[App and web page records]
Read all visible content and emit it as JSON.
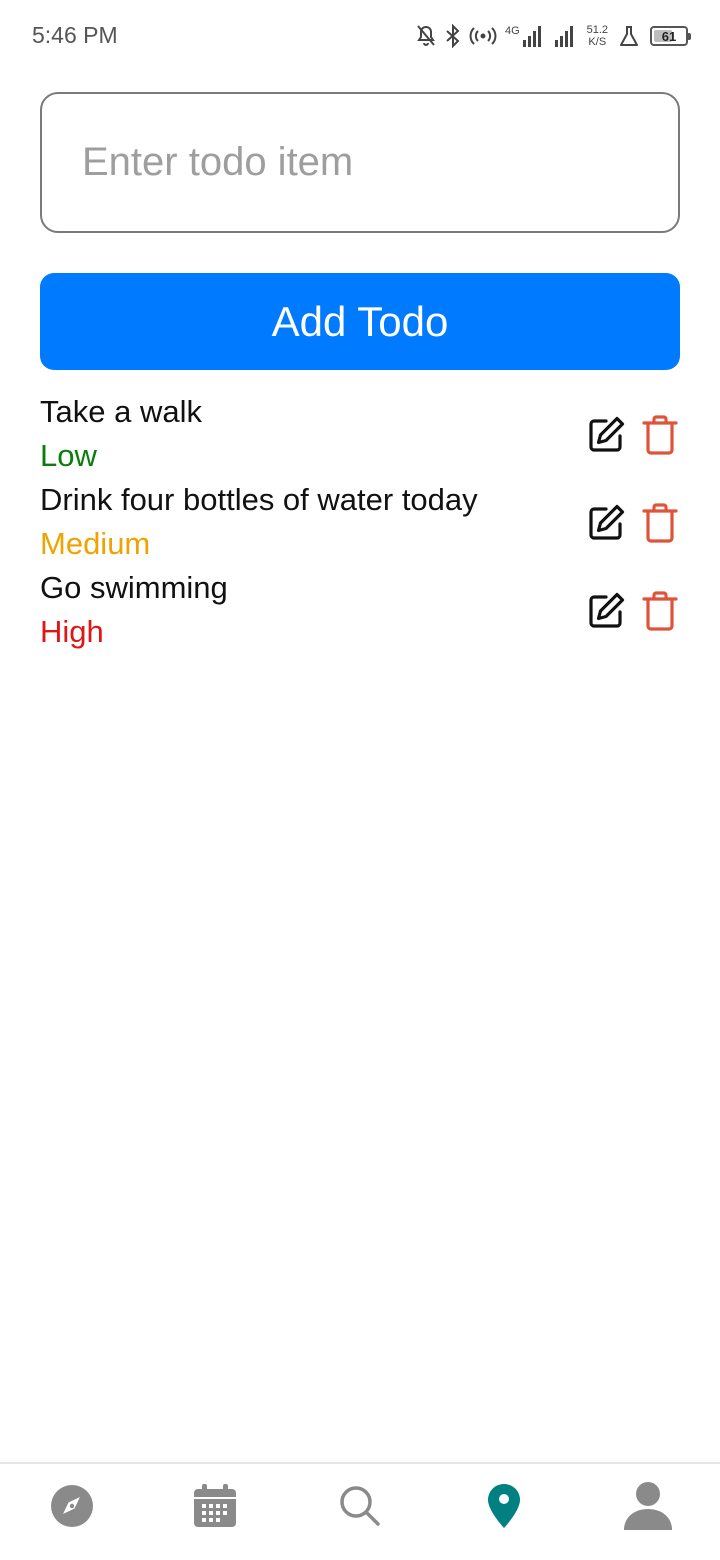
{
  "status_bar": {
    "time": "5:46 PM",
    "network_speed_value": "51.2",
    "network_speed_unit": "K/S",
    "battery_level": "61",
    "network_type": "4G"
  },
  "form": {
    "input_placeholder": "Enter todo item",
    "input_value": "",
    "add_button_label": "Add Todo"
  },
  "todos": [
    {
      "title": "Take a walk",
      "priority": "Low",
      "priority_color": "#0a7d0a"
    },
    {
      "title": "Drink four bottles of water today",
      "priority": "Medium",
      "priority_color": "#f0a300"
    },
    {
      "title": "Go swimming",
      "priority": "High",
      "priority_color": "#e01515"
    }
  ],
  "colors": {
    "accent": "#007bff",
    "delete_icon": "#e0533a",
    "nav_active": "#008080",
    "nav_inactive": "#8a8a8a"
  },
  "bottom_nav": {
    "items": [
      {
        "icon": "compass-icon",
        "active": false
      },
      {
        "icon": "calendar-icon",
        "active": false
      },
      {
        "icon": "search-icon",
        "active": false
      },
      {
        "icon": "location-pin-icon",
        "active": true
      },
      {
        "icon": "person-icon",
        "active": false
      }
    ]
  }
}
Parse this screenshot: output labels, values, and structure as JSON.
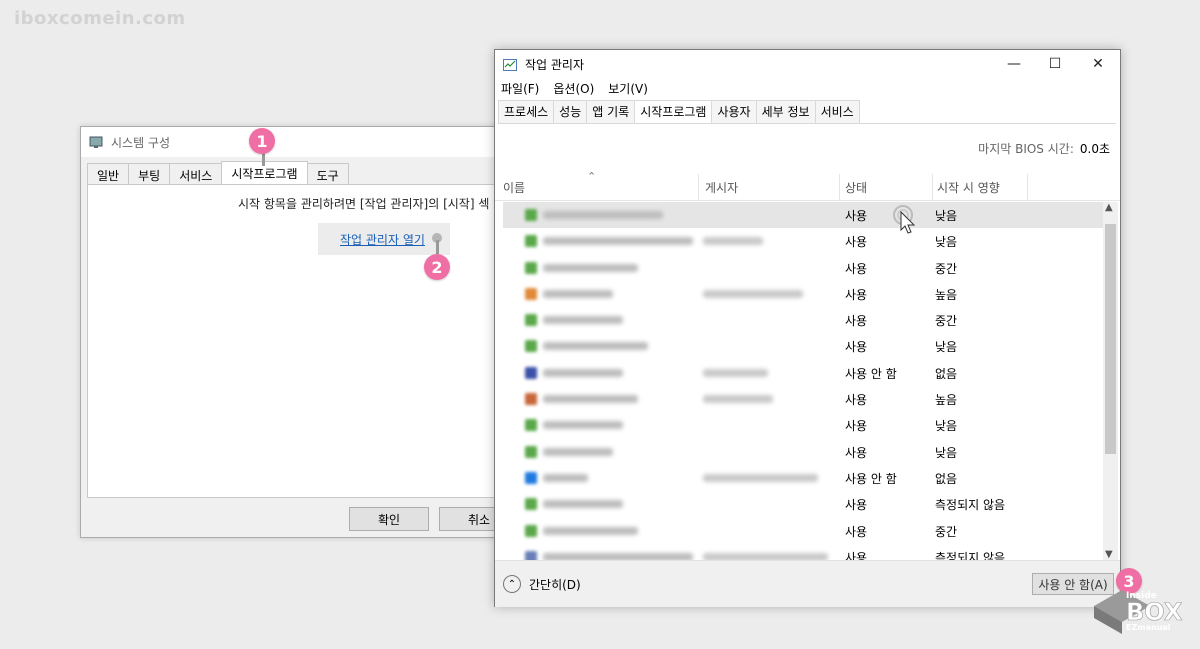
{
  "site_logo": "iboxcomein.com",
  "msconfig": {
    "title": "시스템 구성",
    "tabs": [
      "일반",
      "부팅",
      "서비스",
      "시작프로그램",
      "도구"
    ],
    "description": "시작 항목을 관리하려면 [작업 관리자]의 [시작] 섹",
    "open_link": "작업 관리자 열기",
    "ok_label": "확인",
    "cancel_label": "취소"
  },
  "taskmgr": {
    "title": "작업 관리자",
    "menu": [
      "파일(F)",
      "옵션(O)",
      "보기(V)"
    ],
    "tabs": [
      "프로세스",
      "성능",
      "앱 기록",
      "시작프로그램",
      "사용자",
      "세부 정보",
      "서비스"
    ],
    "active_tab": "시작프로그램",
    "bios_label": "마지막 BIOS 시간:",
    "bios_value": "0.0초",
    "columns": {
      "name": "이름",
      "publisher": "게시자",
      "status": "상태",
      "impact": "시작 시 영향"
    },
    "rows": [
      {
        "status": "사용",
        "impact": "낮음",
        "icon_color": "#5aa84a",
        "name_w": 120,
        "pub_w": 0
      },
      {
        "status": "사용",
        "impact": "낮음",
        "icon_color": "#5aa84a",
        "name_w": 150,
        "pub_w": 60
      },
      {
        "status": "사용",
        "impact": "중간",
        "icon_color": "#5aa84a",
        "name_w": 95,
        "pub_w": 0
      },
      {
        "status": "사용",
        "impact": "높음",
        "icon_color": "#e08a3a",
        "name_w": 70,
        "pub_w": 100
      },
      {
        "status": "사용",
        "impact": "중간",
        "icon_color": "#5aa84a",
        "name_w": 80,
        "pub_w": 0
      },
      {
        "status": "사용",
        "impact": "낮음",
        "icon_color": "#5aa84a",
        "name_w": 105,
        "pub_w": 0
      },
      {
        "status": "사용 안 함",
        "impact": "없음",
        "icon_color": "#3a4fa8",
        "name_w": 80,
        "pub_w": 65
      },
      {
        "status": "사용",
        "impact": "높음",
        "icon_color": "#c8673a",
        "name_w": 95,
        "pub_w": 70
      },
      {
        "status": "사용",
        "impact": "낮음",
        "icon_color": "#5aa84a",
        "name_w": 80,
        "pub_w": 0
      },
      {
        "status": "사용",
        "impact": "낮음",
        "icon_color": "#5aa84a",
        "name_w": 70,
        "pub_w": 0
      },
      {
        "status": "사용 안 함",
        "impact": "없음",
        "icon_color": "#1f7ae0",
        "name_w": 45,
        "pub_w": 115
      },
      {
        "status": "사용",
        "impact": "측정되지 않음",
        "icon_color": "#5aa84a",
        "name_w": 80,
        "pub_w": 0
      },
      {
        "status": "사용",
        "impact": "중간",
        "icon_color": "#5aa84a",
        "name_w": 95,
        "pub_w": 0
      },
      {
        "status": "사용",
        "impact": "측정되지 않음",
        "icon_color": "#6a7fb8",
        "name_w": 150,
        "pub_w": 125
      }
    ],
    "less_details": "간단히(D)",
    "disable_button": "사용 안 함(A)"
  },
  "badges": [
    "1",
    "2",
    "3"
  ],
  "watermark": {
    "line1": "Inside",
    "line2": "BOX",
    "line3": "EZmanual"
  },
  "colors": {
    "badge": "#ef6fa4",
    "link": "#1a5fb4"
  }
}
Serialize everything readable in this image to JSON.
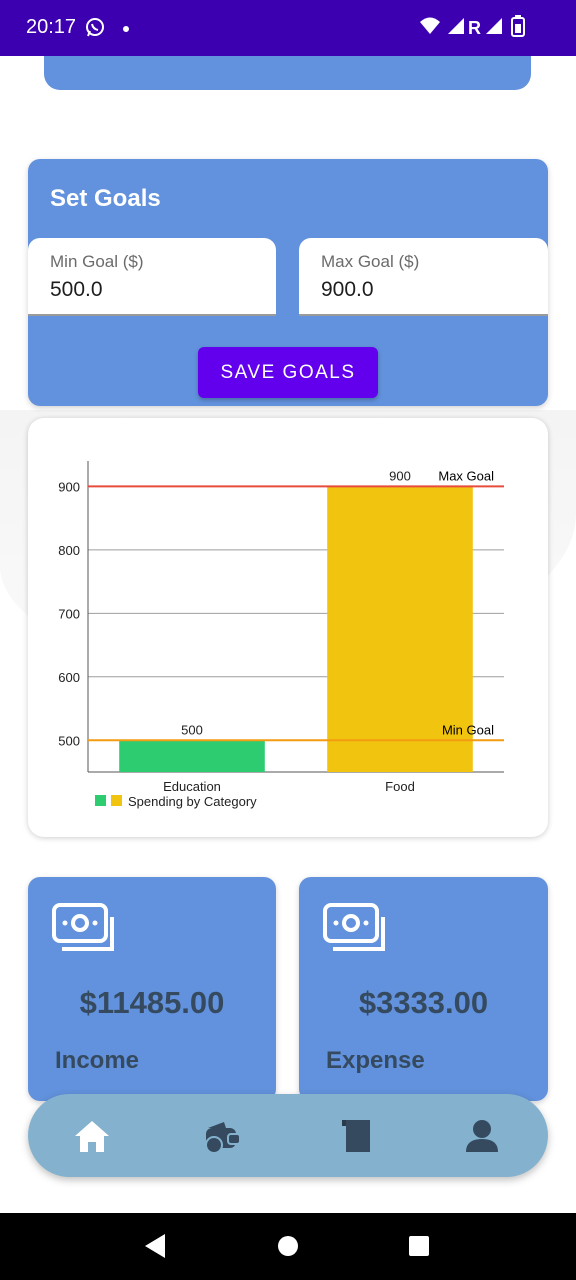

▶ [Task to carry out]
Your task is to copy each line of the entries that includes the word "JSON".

▶ [Response box]
Read all visible content and emit it as JSON.
Parse this screenshot: output labels, values, and structure as JSON.
Serialize everything readable in this image to JSON.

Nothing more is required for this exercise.